Assignment: One Page Dream Ministry Description

December 7, 2008 3rd training meeting @ Dodson’s house

Discussion topic: Holding to the Mystery of Faith

Next Assignment: One Page Summary of the Gospel

December 8-14, 2008 Interviews and Installation

Deacon Candidate Interview Questions

In preparation for our Fall Deacon Training, I found these interview questions from Tim Keller very helpful:

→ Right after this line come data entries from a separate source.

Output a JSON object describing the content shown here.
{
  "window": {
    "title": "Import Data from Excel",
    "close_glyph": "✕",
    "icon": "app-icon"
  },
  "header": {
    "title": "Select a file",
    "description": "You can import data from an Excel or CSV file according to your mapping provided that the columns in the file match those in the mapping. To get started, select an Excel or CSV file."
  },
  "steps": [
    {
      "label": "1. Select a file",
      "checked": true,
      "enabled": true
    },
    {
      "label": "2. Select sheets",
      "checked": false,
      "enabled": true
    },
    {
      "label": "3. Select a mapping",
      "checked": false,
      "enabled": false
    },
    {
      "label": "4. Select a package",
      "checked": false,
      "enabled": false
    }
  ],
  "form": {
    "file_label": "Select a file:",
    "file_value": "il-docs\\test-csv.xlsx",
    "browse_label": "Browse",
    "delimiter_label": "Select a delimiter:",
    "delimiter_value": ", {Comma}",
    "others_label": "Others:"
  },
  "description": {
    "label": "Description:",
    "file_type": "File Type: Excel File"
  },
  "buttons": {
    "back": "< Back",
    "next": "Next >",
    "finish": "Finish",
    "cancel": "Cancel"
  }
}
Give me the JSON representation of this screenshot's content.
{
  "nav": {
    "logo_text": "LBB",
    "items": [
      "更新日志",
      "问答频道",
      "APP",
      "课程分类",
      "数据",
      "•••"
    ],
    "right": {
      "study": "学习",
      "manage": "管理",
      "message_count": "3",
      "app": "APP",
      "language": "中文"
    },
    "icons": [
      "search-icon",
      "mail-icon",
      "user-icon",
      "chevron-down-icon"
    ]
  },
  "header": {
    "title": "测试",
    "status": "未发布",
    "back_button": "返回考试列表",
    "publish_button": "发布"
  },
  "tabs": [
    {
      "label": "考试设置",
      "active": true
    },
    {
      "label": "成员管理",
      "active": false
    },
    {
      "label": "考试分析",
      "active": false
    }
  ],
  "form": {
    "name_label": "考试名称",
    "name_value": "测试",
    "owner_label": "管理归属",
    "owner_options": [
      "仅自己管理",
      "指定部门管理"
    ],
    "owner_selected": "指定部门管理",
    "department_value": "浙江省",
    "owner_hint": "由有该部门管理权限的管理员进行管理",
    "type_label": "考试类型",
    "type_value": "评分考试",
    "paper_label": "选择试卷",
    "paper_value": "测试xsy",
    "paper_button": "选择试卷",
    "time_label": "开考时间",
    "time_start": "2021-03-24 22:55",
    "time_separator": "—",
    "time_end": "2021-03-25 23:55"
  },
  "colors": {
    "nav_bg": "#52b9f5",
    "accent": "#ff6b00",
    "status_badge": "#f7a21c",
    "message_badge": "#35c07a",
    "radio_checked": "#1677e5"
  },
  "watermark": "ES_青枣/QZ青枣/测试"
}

  1. Purity. Are you leading a sexually pure life? (What do you consider a sexually pure life?)
  2. Possessions. Do you understand the Biblical tithe to be for Christians of the giving to the Lord’s work? Are you giving out of your income in Biblical proportions, or are you moving toward that standard?
  3. Personal walk. Describe your prayer and devotional life. Has God been real to you in prayer of late; is your relationship with him vital? Is anything hindering your communion with God? Are you making progress against it?
  4. Ministry Involvement. Tell us of how you have been involved in people’s lives in ministry through _____ or through other organizations in the City. Do you have any non-Christian associates that you are regularly praying for and sharing faith with?
  5. Office affinity. Describe for us the duties of deacon/deaconness. How do your gifts, abilities, interests fit this office?

Taken from the Redeemer Church Planting Manual